Distort let young girls who knew Guzman-Feliz help with the mural by filling in the hearts with paint.
“That’s the best moment I’ve had in my life,” he said. “Junior humbled me.”
Guzman-Feliz’ mural inspired Distort’s work in Bergen-Lafayette; he wants to contribute to the neighborhood.
Sariel Perez, Santos Perez’s son, asked Distort to paint a mural as tribute to his father on the side of Santa Ana Grocery on Pacific Avenue, the corner store he owned before he died.
Unlike a lot of his work, Distort doesn’t have a finished outline to plan out what he’ll paint.
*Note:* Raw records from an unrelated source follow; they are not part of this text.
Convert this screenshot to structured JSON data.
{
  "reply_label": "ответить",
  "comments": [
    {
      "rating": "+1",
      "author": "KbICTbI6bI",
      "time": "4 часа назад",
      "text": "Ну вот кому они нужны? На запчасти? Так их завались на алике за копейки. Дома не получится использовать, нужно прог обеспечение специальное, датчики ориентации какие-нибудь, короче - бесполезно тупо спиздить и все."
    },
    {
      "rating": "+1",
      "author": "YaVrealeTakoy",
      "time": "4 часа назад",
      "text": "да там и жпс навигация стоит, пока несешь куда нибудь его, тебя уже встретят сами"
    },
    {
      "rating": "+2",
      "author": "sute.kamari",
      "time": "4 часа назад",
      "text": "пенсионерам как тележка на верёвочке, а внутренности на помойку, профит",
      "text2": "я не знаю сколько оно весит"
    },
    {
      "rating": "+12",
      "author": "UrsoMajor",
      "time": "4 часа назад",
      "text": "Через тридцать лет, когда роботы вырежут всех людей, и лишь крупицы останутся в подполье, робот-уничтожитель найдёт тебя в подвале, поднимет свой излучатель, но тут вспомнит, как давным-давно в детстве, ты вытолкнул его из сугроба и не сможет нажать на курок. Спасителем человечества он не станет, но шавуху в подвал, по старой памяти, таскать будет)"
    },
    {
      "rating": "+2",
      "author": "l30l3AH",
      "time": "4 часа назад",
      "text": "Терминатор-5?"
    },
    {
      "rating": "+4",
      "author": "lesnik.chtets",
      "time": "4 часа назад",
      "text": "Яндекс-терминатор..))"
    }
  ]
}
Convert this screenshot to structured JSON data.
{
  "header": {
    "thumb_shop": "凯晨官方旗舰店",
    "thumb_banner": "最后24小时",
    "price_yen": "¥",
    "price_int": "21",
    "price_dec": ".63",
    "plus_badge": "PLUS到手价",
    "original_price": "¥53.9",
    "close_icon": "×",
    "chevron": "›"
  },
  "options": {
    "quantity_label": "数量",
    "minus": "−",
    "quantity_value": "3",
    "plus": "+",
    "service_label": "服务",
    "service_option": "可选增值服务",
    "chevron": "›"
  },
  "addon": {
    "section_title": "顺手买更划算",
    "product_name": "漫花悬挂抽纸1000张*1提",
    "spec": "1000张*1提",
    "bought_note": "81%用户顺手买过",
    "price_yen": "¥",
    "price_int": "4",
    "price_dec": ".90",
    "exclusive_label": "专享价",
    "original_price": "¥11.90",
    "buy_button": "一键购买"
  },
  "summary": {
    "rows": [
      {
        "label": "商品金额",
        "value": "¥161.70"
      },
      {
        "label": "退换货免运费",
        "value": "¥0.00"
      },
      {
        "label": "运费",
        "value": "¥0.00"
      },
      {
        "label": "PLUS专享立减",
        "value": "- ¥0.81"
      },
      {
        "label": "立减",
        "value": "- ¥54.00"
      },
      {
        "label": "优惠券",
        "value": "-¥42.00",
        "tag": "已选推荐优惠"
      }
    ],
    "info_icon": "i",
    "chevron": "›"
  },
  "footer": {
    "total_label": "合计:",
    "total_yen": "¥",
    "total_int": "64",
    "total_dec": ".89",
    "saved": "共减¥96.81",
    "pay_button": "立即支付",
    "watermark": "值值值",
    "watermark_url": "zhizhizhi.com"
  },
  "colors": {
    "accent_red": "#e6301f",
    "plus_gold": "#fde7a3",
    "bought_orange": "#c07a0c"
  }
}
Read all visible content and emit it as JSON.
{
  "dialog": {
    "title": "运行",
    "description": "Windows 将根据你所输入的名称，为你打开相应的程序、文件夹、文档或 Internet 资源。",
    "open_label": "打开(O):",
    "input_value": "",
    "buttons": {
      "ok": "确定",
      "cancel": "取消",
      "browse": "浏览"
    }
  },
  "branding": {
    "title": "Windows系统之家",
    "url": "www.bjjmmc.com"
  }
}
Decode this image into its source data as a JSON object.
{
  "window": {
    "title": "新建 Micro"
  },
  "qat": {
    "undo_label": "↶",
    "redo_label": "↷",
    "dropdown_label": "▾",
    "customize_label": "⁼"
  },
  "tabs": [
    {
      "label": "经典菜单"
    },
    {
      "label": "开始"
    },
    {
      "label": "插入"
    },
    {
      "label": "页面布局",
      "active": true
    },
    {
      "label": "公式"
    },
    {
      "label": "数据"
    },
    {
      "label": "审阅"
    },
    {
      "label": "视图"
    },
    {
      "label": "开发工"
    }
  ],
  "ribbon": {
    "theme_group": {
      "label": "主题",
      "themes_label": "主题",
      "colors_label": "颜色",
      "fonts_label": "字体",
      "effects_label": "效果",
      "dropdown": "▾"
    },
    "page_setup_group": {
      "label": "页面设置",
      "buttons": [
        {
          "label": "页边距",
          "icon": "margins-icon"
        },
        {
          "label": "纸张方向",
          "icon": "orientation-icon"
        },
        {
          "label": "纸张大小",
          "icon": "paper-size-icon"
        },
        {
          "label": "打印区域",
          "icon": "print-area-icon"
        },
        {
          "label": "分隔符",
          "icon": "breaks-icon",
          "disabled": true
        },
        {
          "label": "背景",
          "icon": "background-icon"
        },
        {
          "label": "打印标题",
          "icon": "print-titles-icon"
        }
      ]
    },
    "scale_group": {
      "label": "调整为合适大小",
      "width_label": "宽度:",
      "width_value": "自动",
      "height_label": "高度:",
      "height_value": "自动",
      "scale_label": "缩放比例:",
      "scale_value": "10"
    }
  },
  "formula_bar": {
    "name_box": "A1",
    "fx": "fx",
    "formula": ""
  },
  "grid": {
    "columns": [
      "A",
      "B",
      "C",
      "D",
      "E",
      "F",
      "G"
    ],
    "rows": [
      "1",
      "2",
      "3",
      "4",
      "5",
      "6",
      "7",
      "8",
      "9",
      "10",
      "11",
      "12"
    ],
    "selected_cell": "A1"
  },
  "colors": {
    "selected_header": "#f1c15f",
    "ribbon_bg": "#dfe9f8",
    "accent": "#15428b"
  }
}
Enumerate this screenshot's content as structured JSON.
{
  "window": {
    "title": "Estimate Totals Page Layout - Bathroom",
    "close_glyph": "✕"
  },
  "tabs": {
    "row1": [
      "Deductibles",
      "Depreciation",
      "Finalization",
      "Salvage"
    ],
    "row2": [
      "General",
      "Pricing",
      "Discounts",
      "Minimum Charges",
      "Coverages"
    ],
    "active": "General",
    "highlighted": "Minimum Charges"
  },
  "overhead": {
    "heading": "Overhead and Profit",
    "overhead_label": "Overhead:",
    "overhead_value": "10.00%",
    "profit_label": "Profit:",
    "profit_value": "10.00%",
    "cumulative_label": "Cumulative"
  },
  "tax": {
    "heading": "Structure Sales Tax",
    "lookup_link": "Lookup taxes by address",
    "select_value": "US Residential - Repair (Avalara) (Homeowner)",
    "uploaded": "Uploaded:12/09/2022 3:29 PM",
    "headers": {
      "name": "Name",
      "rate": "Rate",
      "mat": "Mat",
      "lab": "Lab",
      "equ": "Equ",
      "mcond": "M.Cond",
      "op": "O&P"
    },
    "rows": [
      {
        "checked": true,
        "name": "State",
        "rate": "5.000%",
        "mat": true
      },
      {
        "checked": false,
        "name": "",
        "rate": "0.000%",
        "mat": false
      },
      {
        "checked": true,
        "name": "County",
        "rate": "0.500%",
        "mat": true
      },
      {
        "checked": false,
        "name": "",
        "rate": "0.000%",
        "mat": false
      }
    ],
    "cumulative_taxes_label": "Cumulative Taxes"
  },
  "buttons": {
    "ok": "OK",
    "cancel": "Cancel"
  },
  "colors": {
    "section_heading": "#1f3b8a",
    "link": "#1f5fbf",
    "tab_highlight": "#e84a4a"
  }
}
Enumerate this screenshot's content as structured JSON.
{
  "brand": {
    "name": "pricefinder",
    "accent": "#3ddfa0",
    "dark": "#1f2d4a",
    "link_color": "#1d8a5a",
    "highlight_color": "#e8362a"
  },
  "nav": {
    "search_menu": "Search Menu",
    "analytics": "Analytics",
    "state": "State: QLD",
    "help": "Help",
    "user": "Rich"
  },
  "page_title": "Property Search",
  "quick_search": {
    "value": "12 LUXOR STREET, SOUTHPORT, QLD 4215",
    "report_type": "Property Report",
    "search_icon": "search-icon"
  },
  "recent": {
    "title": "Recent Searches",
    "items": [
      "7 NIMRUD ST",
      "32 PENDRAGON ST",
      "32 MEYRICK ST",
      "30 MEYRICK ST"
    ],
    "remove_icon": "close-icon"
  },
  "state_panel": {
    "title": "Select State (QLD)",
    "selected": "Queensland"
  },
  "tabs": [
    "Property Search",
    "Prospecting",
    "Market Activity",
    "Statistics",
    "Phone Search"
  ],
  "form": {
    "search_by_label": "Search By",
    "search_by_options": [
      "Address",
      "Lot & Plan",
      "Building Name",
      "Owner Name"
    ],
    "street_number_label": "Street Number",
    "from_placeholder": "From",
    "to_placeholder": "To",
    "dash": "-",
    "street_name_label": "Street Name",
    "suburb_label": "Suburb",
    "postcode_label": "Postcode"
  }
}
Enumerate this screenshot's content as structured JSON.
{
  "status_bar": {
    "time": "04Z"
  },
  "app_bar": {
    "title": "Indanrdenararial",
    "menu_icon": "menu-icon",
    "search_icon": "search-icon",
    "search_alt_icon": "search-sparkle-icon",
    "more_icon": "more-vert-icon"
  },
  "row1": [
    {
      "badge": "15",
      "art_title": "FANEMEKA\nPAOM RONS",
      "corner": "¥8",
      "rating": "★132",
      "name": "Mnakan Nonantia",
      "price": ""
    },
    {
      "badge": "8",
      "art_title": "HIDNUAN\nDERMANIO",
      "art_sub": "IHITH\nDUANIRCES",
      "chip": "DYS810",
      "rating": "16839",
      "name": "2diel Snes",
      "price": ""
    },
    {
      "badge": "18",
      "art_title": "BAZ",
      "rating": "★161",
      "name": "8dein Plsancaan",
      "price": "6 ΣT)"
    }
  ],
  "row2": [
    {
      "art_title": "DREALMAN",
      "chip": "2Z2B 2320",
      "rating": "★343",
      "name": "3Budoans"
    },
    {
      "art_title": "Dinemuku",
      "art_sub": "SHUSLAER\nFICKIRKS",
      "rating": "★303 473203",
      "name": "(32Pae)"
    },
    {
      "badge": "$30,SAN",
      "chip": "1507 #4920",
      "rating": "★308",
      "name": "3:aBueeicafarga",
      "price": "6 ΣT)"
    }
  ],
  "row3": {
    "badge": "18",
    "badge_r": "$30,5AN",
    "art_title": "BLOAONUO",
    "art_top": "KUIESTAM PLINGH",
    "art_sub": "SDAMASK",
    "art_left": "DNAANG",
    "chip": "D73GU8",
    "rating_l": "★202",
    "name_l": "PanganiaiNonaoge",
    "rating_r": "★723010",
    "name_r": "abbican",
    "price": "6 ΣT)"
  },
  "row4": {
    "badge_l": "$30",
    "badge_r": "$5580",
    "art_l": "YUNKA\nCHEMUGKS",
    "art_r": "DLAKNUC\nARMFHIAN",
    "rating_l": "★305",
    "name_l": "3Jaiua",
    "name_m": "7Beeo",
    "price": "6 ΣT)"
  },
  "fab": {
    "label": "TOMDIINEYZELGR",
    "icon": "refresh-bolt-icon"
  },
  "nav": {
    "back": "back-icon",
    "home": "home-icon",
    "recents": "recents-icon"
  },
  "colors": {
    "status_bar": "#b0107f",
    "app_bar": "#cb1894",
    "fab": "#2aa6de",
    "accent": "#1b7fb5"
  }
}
“I don’t have a complete sketch for it,” Distort said. “I’m trying to interact and gain knowledge that I can then represent into the mural.”
On the left side of the mural is a portrait of Perez’ father.
“He captured everything I wanted, like the eyes are perfect,” Perez said. “There were people that drove by and just stopped like ‘Oh my God, it looks just like him.’” Kool & the Gang are next to the elder Perez’s portrait.
Distort spent hours on a ladder working on the mural, as hip-hop music played and people walked out of the store with snacks, As he used his paint roller to outline the Central Railroad terminal, people gathered to admire his work.
While he worked, a young girl told him that art is her favorite subject in school, and elders who have lived in the neighborhood for years stopped to give suggestions. Many passersby commented and thanked him for his contribution.
Distort said he doesn’t intend his work to change the neighborhood, but to enhance it. The community’s feedback motivates him.
“It’s actually a really great experience for me because I get to talk to lots of cool people that I didn’t get to know before and hear stories and learn about history, history of New Jersey, history of the United States, history of that block,” Distort said. “So, I get to appreciate all that. I do appreciate all that.”
Karla Florez is a reporter in the South Florida Media Network’s New York City Bureau.